|U.S. Classification||362/419, 362/414|
|International Classification||F21V21/22, F21V21/26, F21V21/10, F21V23/00, F21V27/00, F21S6/00|
|Cooperative Classification||F21V21/22, F21V21/26, F21S6/006, F21V23/00|
|European Classification||F21S6/00S2, F21V23/00, F21V21/22, F21V21/26|
|Jun 1, 1987||AS||Assignment|
Owner name: BRENDEL & LOEWIG LEUCHTENGESELLSCHAFT GMBH & CO. K
Free format text: ASSIGNMENT OF ASSIGNORS INTEREST.;ASSIGNOR:ENGEL, HARTMUT S.;REEL/FRAME:004752/0153
Effective date: 19870401
|Mar 13, 1992||FPAY||Fee payment|
Year of fee payment: 4
|Apr 30, 1996||REMI||Maintenance fee reminder mailed|
|Sep 22, 1996||LAPS||Lapse for failure to pay maintenance fees|
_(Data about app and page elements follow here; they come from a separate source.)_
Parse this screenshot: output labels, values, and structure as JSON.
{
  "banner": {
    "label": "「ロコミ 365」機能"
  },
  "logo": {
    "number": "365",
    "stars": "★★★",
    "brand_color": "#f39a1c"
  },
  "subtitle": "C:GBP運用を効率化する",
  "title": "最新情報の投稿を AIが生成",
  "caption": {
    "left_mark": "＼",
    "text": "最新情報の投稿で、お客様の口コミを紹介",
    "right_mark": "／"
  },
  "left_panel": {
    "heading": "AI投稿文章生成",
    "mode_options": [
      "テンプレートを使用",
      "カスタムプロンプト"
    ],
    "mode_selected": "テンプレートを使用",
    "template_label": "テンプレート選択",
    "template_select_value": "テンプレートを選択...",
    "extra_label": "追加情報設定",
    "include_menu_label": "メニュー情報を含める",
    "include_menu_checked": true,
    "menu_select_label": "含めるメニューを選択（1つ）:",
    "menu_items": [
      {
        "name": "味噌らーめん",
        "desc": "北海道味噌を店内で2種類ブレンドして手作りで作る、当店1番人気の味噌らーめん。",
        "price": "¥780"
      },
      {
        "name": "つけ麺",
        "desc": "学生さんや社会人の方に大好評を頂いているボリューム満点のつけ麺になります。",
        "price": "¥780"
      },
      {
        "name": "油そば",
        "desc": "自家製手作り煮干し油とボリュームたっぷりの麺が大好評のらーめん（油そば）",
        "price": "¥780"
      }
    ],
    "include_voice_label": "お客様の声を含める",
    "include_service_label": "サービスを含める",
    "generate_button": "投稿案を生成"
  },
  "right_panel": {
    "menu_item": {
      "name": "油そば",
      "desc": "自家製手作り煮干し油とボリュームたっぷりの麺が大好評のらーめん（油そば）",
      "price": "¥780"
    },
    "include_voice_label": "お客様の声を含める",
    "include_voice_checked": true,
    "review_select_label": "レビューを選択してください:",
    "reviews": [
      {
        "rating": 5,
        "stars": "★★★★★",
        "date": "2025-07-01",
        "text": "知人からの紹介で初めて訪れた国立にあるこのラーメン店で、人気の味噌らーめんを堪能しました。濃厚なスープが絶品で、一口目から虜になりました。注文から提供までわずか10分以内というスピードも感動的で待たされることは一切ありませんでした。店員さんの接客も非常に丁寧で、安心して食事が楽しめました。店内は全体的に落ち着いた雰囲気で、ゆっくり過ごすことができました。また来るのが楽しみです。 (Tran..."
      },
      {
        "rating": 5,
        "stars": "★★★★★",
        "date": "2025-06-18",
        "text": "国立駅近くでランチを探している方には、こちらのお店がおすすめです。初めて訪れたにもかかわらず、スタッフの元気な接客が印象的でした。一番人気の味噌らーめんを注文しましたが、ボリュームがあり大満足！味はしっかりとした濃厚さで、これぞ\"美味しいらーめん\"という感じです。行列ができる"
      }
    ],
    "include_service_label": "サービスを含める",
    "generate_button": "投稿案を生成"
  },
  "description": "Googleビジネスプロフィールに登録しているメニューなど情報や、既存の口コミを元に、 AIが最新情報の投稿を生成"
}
|Dec 3, 1996||FP||Expired due to failure to pay maintenance fee|
Effective date: 19960925